(Work instructions):
Every line of the material is to be set down again without any change.

++++

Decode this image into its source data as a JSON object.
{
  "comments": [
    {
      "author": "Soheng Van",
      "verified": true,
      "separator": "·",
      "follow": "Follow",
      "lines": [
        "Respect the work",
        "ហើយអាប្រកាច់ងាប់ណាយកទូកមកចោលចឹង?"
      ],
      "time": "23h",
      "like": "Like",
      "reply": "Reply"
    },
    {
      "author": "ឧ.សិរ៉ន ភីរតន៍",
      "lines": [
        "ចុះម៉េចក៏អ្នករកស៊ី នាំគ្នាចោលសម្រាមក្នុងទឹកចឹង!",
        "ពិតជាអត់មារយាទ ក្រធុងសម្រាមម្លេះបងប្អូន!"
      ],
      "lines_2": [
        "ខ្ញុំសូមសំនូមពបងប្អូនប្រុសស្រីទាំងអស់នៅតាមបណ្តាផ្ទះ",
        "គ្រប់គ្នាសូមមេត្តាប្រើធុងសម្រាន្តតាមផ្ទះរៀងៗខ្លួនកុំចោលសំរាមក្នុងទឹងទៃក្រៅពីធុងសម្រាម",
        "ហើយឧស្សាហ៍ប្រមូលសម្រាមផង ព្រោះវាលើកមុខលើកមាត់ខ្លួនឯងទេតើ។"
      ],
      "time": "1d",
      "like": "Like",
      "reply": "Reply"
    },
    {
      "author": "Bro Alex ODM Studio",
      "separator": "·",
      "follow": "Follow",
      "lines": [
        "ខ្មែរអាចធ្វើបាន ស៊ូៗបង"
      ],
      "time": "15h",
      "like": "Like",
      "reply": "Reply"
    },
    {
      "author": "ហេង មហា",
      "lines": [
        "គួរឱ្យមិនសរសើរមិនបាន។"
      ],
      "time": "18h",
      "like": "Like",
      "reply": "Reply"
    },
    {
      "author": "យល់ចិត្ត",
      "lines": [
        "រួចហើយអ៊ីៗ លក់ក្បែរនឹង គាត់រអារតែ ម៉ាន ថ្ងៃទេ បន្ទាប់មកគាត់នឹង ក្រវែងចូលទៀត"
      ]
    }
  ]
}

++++

(Output below):
Decode this image into its source data as a JSON object.
{
  "comments": [
    {
      "author": "Soheng Van",
      "verified": true,
      "separator": "·",
      "follow": "Follow",
      "lines": [
        "Respect the work",
        "ហើយអាប្រកាច់ងាប់ណាយកទូកមកចោលចឹង?"
      ],
      "time": "23h",
      "like": "Like",
      "reply": "Reply"
    },
    {
      "author": "ឧ.សិរ៉ន ភីរតន៍",
      "lines": [
        "ចុះម៉េចក៏អ្នករកស៊ី នាំគ្នាចោលសម្រាមក្នុងទឹកចឹង!",
        "ពិតជាអត់មារយាទ ក្រធុងសម្រាមម្លេះបងប្អូន!"
      ],
      "lines_2": [
        "ខ្ញុំសូមសំនូមពបងប្អូនប្រុសស្រីទាំងអស់នៅតាមបណ្តាផ្ទះ",
        "គ្រប់គ្នាសូមមេត្តាប្រើធុងសម្រាន្តតាមផ្ទះរៀងៗខ្លួនកុំចោលសំរាមក្នុងទឹងទៃក្រៅពីធុងសម្រាម",
        "ហើយឧស្សាហ៍ប្រមូលសម្រាមផង ព្រោះវាលើកមុខលើកមាត់ខ្លួនឯងទេតើ។"
      ],
      "time": "1d",
      "like": "Like",
      "reply": "Reply"
    },
    {
      "author": "Bro Alex ODM Studio",
      "separator": "·",
      "follow": "Follow",
      "lines": [
        "ខ្មែរអាចធ្វើបាន ស៊ូៗបង"
      ],
      "time": "15h",
      "like": "Like",
      "reply": "Reply"
    },
    {
      "author": "ហេង មហា",
      "lines": [
        "គួរឱ្យមិនសរសើរមិនបាន។"
      ],
      "time": "18h",
      "like": "Like",
      "reply": "Reply"
    },
    {
      "author": "យល់ចិត្ត",
      "lines": [
        "រួចហើយអ៊ីៗ លក់ក្បែរនឹង គាត់រអារតែ ម៉ាន ថ្ងៃទេ បន្ទាប់មកគាត់នឹង ក្រវែងចូលទៀត"
      ]
    }
  ]
}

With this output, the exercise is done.